Dread Nation by Justina Ireland. ★★★★1/2
At the battle of Gettysburg, the dead began to walk, changing history forever. Jane McKeene was born only a few days after that historic event, and she has never known a world where humanity isn’t threatened by the ravenous hunger of their own dead. Under the Native and Negro Reeducation Act, Jane and other black children are required to go to combat schools and then enter patrols to fight the dead. Jane attends the prestigious Miss Preston’s School of Combat in Baltimore, and upon graduation, she is expected to go into service to a wealthy white woman, becoming her personal protector. Jane isn’t much interested in becoming a companion. Instead, she wants to return to the Kentucky plantation of her birth, where she hopes her mother is still alive. But Jane’s plans are derailed by a massive conspiracy, one that will see her struggling to survive in both the undead and some all too human threats.
From the start, Dread Nation presents a compelling and gripping narrative. I may or may not have stayed up until 2 AM reading it. Okay, I totally did. It’s just so good! The pacing is fast, and there’s plenty of action. It’s so easy to promise yourself, “just one more chapter…” until you’ve finished the entire book.
Jane is a wonderful protagonist, and I adored her narrative voice. She’s smart and strong willed, entirely capable. She’s also got just a touch of sarcasm to her, but not enough to get the point where it’s overwhelming or annoying. Oh, and the narrative briefly mentions that she’s bi, and there’s an ace supporting character! I’m so, so happy about this.
“See, the problem in this world ain’t sinners, or even the dead. It is men who will step on anyone who stands in the way of their pursuit of power.”
When trying to convince my friends to read Dread Nation, I’ve been giving the elevator pitch of, “Black girl fights both zombies and racism. Which is worse? Spoiler alert, it’s probably the racism.” Dread Nation obviously deals a whole lot with race and racism. Only black children are trained to fight the zombies, and they’re expected to protect white families. In fact, white people begin coming up with racist pseudo-science to explain why this should be. I’ve read other historical zombie stories where the divisions between people fall away in the face of the undead. Dread Nation takes a different view — in times of trouble, bigotry only increases.

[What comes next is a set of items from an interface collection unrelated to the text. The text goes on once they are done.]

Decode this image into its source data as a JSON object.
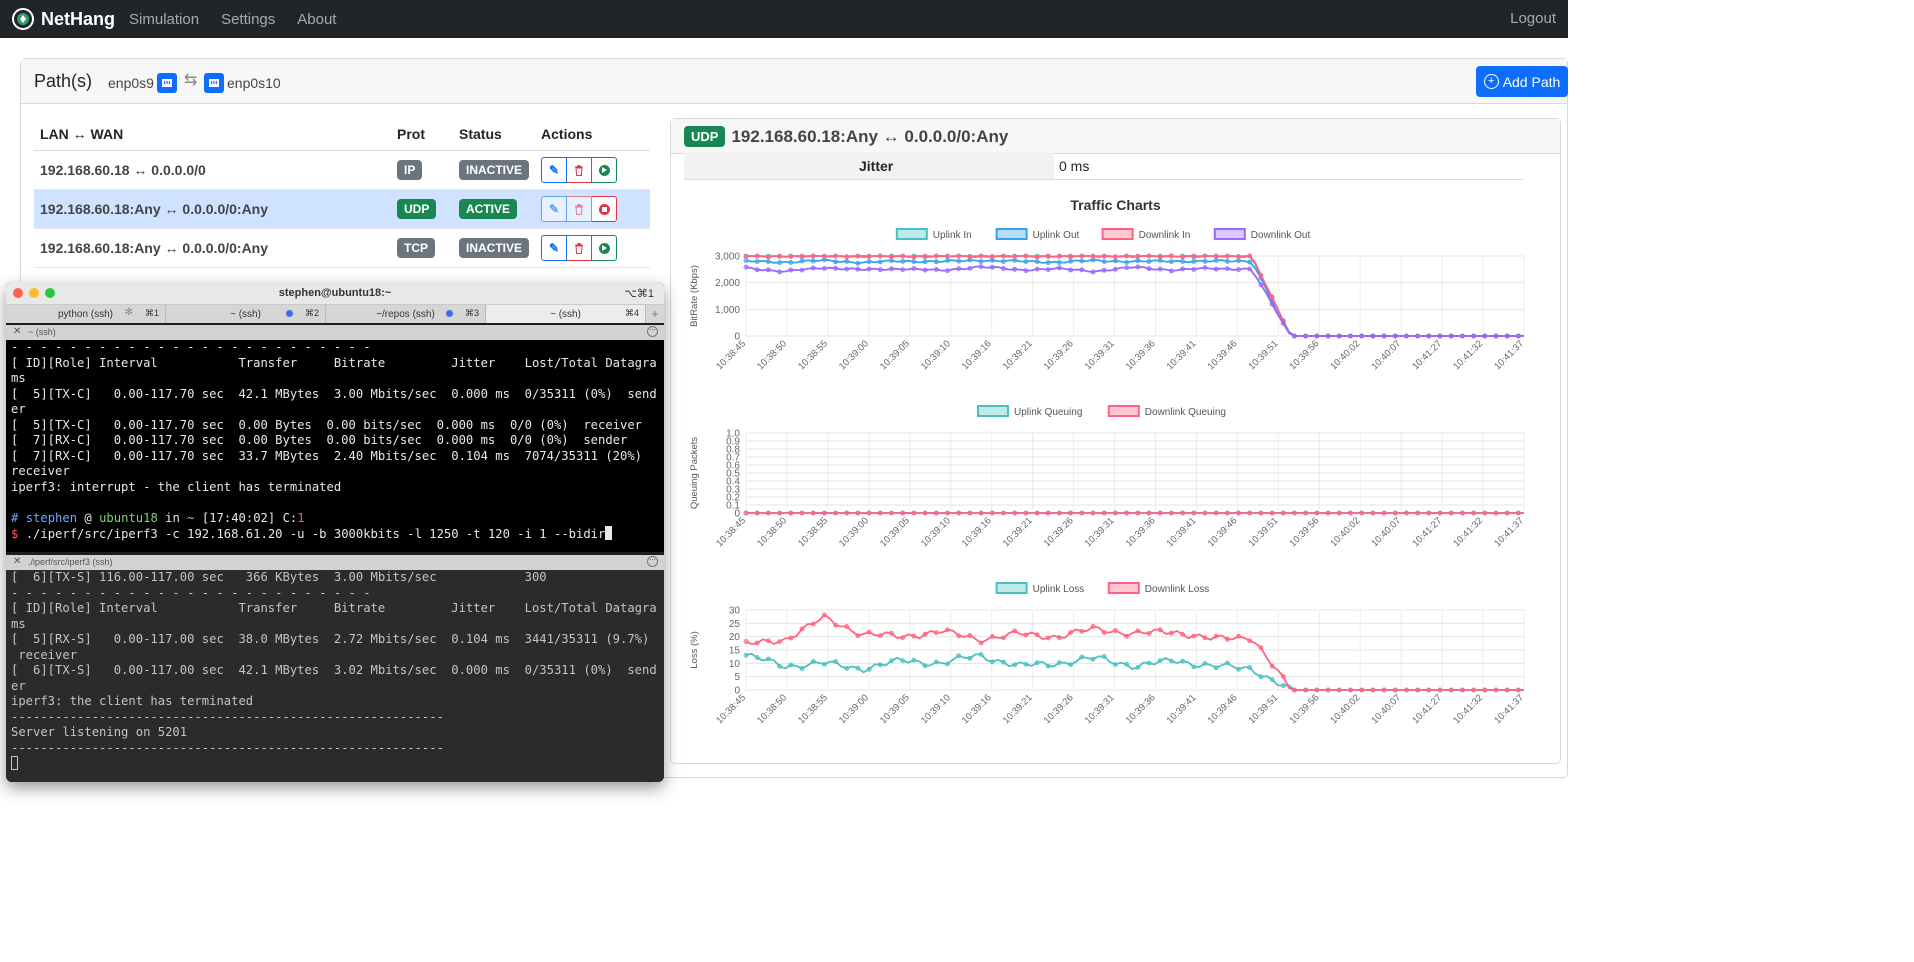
{
  "navbar": {
    "brand": "NetHang",
    "links": [
      "Simulation",
      "Settings",
      "About"
    ],
    "logout": "Logout"
  },
  "paths": {
    "title": "Path(s)",
    "lan_iface": "enp0s9",
    "wan_iface": "enp0s10",
    "add_button": "Add Path",
    "columns": [
      "LAN ↔ WAN",
      "Prot",
      "Status",
      "Actions"
    ],
    "rows": [
      {
        "route": "192.168.60.18 ↔ 0.0.0.0/0",
        "prot": "IP",
        "status": "INACTIVE",
        "active": false
      },
      {
        "route": "192.168.60.18:Any ↔ 0.0.0.0/0:Any",
        "prot": "UDP",
        "status": "ACTIVE",
        "active": true
      },
      {
        "route": "192.168.60.18:Any ↔ 0.0.0.0/0:Any",
        "prot": "TCP",
        "status": "INACTIVE",
        "active": false
      }
    ]
  },
  "detail": {
    "protocol": "UDP",
    "title": "192.168.60.18:Any ↔ 0.0.0.0/0:Any",
    "jitter_label": "Jitter",
    "jitter_value": "0 ms",
    "charts_title": "Traffic Charts"
  },
  "chart_data": [
    {
      "type": "line",
      "ylabel": "BitRate (Kbps)",
      "ylim": [
        0,
        3000
      ],
      "yticks": [
        "3,000",
        "2,000",
        "1,000",
        "0"
      ],
      "x": [
        "10:38:45",
        "10:38:50",
        "10:38:55",
        "10:39:00",
        "10:39:05",
        "10:39:10",
        "10:39:16",
        "10:39:21",
        "10:39:26",
        "10:39:31",
        "10:39:36",
        "10:39:41",
        "10:39:46",
        "10:39:51",
        "10:39:56",
        "10:40:02",
        "10:40:07",
        "10:41:27",
        "10:41:32",
        "10:41:37"
      ],
      "legend": "top",
      "series": [
        {
          "name": "Uplink In",
          "color": "#4bc0c0",
          "profile": [
            3000,
            3000,
            3000,
            3000,
            3000,
            3000,
            3000,
            3000,
            3000,
            3000,
            3000,
            3000,
            3000,
            3000,
            0,
            0,
            0,
            0,
            0,
            0,
            0
          ]
        },
        {
          "name": "Uplink Out",
          "color": "#36a2eb",
          "profile": [
            2800,
            2770,
            2830,
            2760,
            2810,
            2790,
            2840,
            2800,
            2770,
            2830,
            2790,
            2810,
            2800,
            2820,
            0,
            0,
            0,
            0,
            0,
            0,
            0
          ]
        },
        {
          "name": "Downlink In",
          "color": "#ff6384",
          "profile": [
            3000,
            3000,
            3000,
            3000,
            3000,
            3000,
            3000,
            3000,
            3000,
            3000,
            3000,
            3000,
            3000,
            3000,
            0,
            0,
            0,
            0,
            0,
            0,
            0
          ]
        },
        {
          "name": "Downlink Out",
          "color": "#9966ff",
          "profile": [
            2560,
            2410,
            2570,
            2480,
            2530,
            2450,
            2600,
            2480,
            2520,
            2430,
            2580,
            2470,
            2540,
            2500,
            0,
            0,
            0,
            0,
            0,
            0,
            0
          ]
        }
      ]
    },
    {
      "type": "line",
      "ylabel": "Queuing Packets",
      "ylim": [
        0,
        1
      ],
      "yticks": [
        "1.0",
        "0.9",
        "0.8",
        "0.7",
        "0.6",
        "0.5",
        "0.4",
        "0.3",
        "0.2",
        "0.1",
        "0"
      ],
      "x": [
        "10:38:45",
        "10:38:50",
        "10:38:55",
        "10:39:00",
        "10:39:05",
        "10:39:10",
        "10:39:16",
        "10:39:21",
        "10:39:26",
        "10:39:31",
        "10:39:36",
        "10:39:41",
        "10:39:46",
        "10:39:51",
        "10:39:56",
        "10:40:02",
        "10:40:07",
        "10:41:27",
        "10:41:32",
        "10:41:37"
      ],
      "legend": "top",
      "series": [
        {
          "name": "Uplink Queuing",
          "color": "#4bc0c0",
          "profile": [
            0,
            0,
            0,
            0,
            0,
            0,
            0,
            0,
            0,
            0,
            0,
            0,
            0,
            0,
            0,
            0,
            0,
            0,
            0,
            0,
            0
          ]
        },
        {
          "name": "Downlink Queuing",
          "color": "#ff6384",
          "profile": [
            0,
            0,
            0,
            0,
            0,
            0,
            0,
            0,
            0,
            0,
            0,
            0,
            0,
            0,
            0,
            0,
            0,
            0,
            0,
            0,
            0
          ]
        }
      ]
    },
    {
      "type": "line",
      "ylabel": "Loss (%)",
      "ylim": [
        0,
        30
      ],
      "yticks": [
        "30",
        "25",
        "20",
        "15",
        "10",
        "5",
        "0"
      ],
      "x": [
        "10:38:45",
        "10:38:50",
        "10:38:55",
        "10:39:00",
        "10:39:05",
        "10:39:10",
        "10:39:16",
        "10:39:21",
        "10:39:26",
        "10:39:31",
        "10:39:36",
        "10:39:41",
        "10:39:46",
        "10:39:51",
        "10:39:56",
        "10:40:02",
        "10:40:07",
        "10:41:27",
        "10:41:32",
        "10:41:37"
      ],
      "legend": "top",
      "series": [
        {
          "name": "Uplink Loss",
          "color": "#4bc0c0",
          "profile": [
            13,
            9,
            10,
            8,
            11,
            10,
            13,
            9,
            10,
            12,
            9,
            11,
            9,
            8,
            0,
            0,
            0,
            0,
            0,
            0,
            0
          ]
        },
        {
          "name": "Downlink Loss",
          "color": "#ff6384",
          "profile": [
            17,
            19,
            27,
            21,
            20,
            22,
            19,
            21,
            20,
            23,
            21,
            22,
            19,
            20,
            0,
            0,
            0,
            0,
            0,
            0,
            0
          ]
        }
      ]
    }
  ],
  "terminal": {
    "title": "stephen@ubuntu18:~",
    "shortcut": "⌥⌘1",
    "tabs": [
      {
        "label": "python (ssh)",
        "key": "⌘1"
      },
      {
        "label": "~ (ssh)",
        "key": "⌘2"
      },
      {
        "label": "~/repos (ssh)",
        "key": "⌘3"
      },
      {
        "label": "~ (ssh)",
        "key": "⌘4"
      }
    ],
    "pane1_label": "~ (ssh)",
    "pane2_label": "./iperf/src/iperf3 (ssh)",
    "pane1_lines": [
      "- - - - - - - - - - - - - - - - - - - - - - - - -",
      "[ ID][Role] Interval           Transfer     Bitrate         Jitter    Lost/Total Datagra",
      "ms",
      "[  5][TX-C]   0.00-117.70 sec  42.1 MBytes  3.00 Mbits/sec  0.000 ms  0/35311 (0%)  send",
      "er",
      "[  5][TX-C]   0.00-117.70 sec  0.00 Bytes  0.00 bits/sec  0.000 ms  0/0 (0%)  receiver",
      "[  7][RX-C]   0.00-117.70 sec  0.00 Bytes  0.00 bits/sec  0.000 ms  0/0 (0%)  sender",
      "[  7][RX-C]   0.00-117.70 sec  33.7 MBytes  2.40 Mbits/sec  0.104 ms  7074/35311 (20%)",
      "receiver",
      "iperf3: interrupt - the client has terminated",
      ""
    ],
    "prompt": {
      "hash": "#",
      "user": "stephen",
      "at": "@",
      "host": "ubuntu18",
      "in": "in",
      "dir": "~",
      "time": "[17:40:02]",
      "code_label": "C:",
      "code": "1",
      "dollar": "$",
      "command": "./iperf/src/iperf3 -c 192.168.61.20 -u -b 3000kbits -l 1250 -t 120 -i 1 --bidir"
    },
    "pane2_lines": [
      "[  6][TX-S] 116.00-117.00 sec   366 KBytes  3.00 Mbits/sec            300",
      "- - - - - - - - - - - - - - - - - - - - - - - - -",
      "[ ID][Role] Interval           Transfer     Bitrate         Jitter    Lost/Total Datagra",
      "ms",
      "[  5][RX-S]   0.00-117.00 sec  38.0 MBytes  2.72 Mbits/sec  0.104 ms  3441/35311 (9.7%)",
      " receiver",
      "[  6][TX-S]   0.00-117.00 sec  42.1 MBytes  3.02 Mbits/sec  0.000 ms  0/35311 (0%)  send",
      "er",
      "iperf3: the client has terminated",
      "-----------------------------------------------------------",
      "Server listening on 5201",
      "-----------------------------------------------------------"
    ]
  }
}
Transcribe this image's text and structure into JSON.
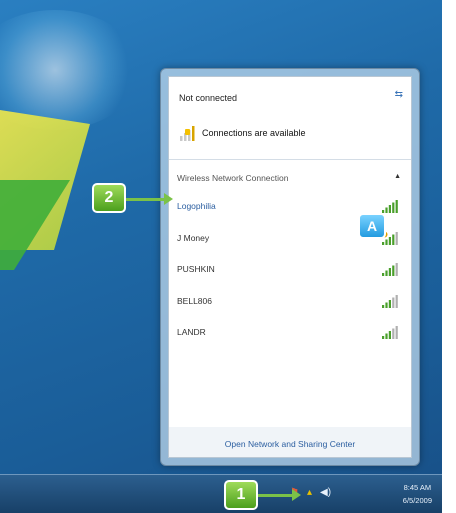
{
  "network_popup": {
    "status": "Not connected",
    "availability": "Connections are available",
    "section_title": "Wireless Network Connection",
    "networks": [
      {
        "name": "Logophilia",
        "signal_level": 5,
        "secured": false
      },
      {
        "name": "J Money",
        "signal_level": 4,
        "secured": true
      },
      {
        "name": "PUSHKIN",
        "signal_level": 4,
        "secured": false
      },
      {
        "name": "BELL806",
        "signal_level": 3,
        "secured": false
      },
      {
        "name": "LANDR",
        "signal_level": 3,
        "secured": false
      }
    ],
    "footer_link": "Open Network and Sharing Center"
  },
  "taskbar": {
    "time": "8:45 AM",
    "date": "6/5/2009"
  },
  "callouts": {
    "step1": "1",
    "step2": "2",
    "marker_a": "A"
  },
  "colors": {
    "desktop": "#1f6aa8",
    "signal_green": "#4a9f2b",
    "signal_gray": "#b0b0b0",
    "callout_green": "#6bbf35",
    "callout_blue": "#2aa5e6"
  }
}
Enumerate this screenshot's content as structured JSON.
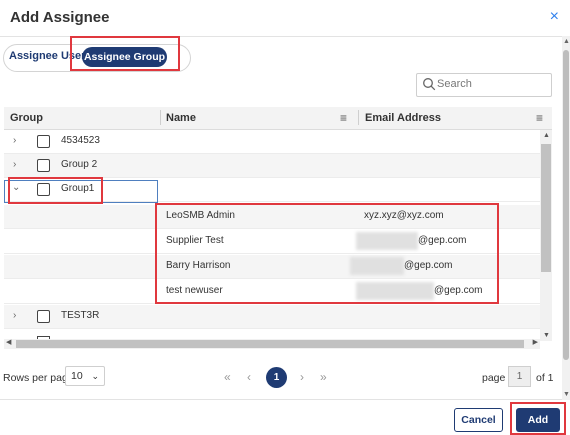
{
  "dialog": {
    "title": "Add Assignee",
    "close_glyph": "×"
  },
  "toggle": {
    "user_label": "Assignee User",
    "group_label": "Assignee Group",
    "selected": "Assignee Group"
  },
  "search": {
    "placeholder": "Search"
  },
  "grid": {
    "columns": {
      "group": "Group",
      "name": "Name",
      "email": "Email Address"
    },
    "groups": [
      {
        "label": "4534523",
        "expanded": false
      },
      {
        "label": "Group 2",
        "expanded": false
      },
      {
        "label": "Group1",
        "expanded": true
      },
      {
        "label": "TEST3R",
        "expanded": false
      }
    ],
    "members": [
      {
        "name": "LeoSMB Admin",
        "email": "xyz.xyz@xyz.com"
      },
      {
        "name": "Supplier Test",
        "email": "@gep.com"
      },
      {
        "name": "Barry Harrison",
        "email": "@gep.com"
      },
      {
        "name": "test newuser",
        "email": "@gep.com"
      }
    ]
  },
  "pagination": {
    "rows_per_page_label": "Rows per page",
    "rows_per_page_value": "10",
    "current_page": "1",
    "page_label": "page",
    "page_input": "1",
    "of_label": "of 1"
  },
  "footer": {
    "cancel_label": "Cancel",
    "add_label": "Add"
  },
  "colors": {
    "primary": "#1f3b73",
    "highlight": "#e0383e",
    "link": "#2f80ed"
  },
  "icons": [
    "close-icon",
    "search-icon",
    "menu-icon",
    "chevron-right-icon",
    "chevron-down-icon",
    "checkbox-icon",
    "first-page-icon",
    "prev-page-icon",
    "next-page-icon",
    "last-page-icon"
  ]
}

One of the things I love about Dread Nation is how the most important relationship is between two female characters, Jane and Katherine. Katherine is a white-passing girl at Miss Preston’s school, and she and Jane are initially at odds. During the course of the story, events throw them together. Their alliance is uneasy to begin with, but by the end they are fast friends. I can’t tell you how much I loved their relationship arc! It’s also particularly wonderful to see a YA novel that prizes friendship over romance. While there’s definite hints of potential romances for Jane, it’s mostly left as something for the sequels to explore.
Each chapter begins with an excerpt, either from a letter from Jane to her mother or vice versa. I really liked this decision. Jane’s past and her relationship with her mother is a huge driving force. We get flashbacks to it throughout the book, but the excerpts from letters really help to strengthen the reader’s belief in their relationship.
It is worth mentioning that some Native American readers have critiqued the Native representation in Dread Nation. See Debbie Reese’s comments on the American Indians in Children’s Literature website, for instance.
Overall, my experience reading Dread Nation was wonderful. I’m sure this will be one of my favorite books of the year, and I can’t wait for book two!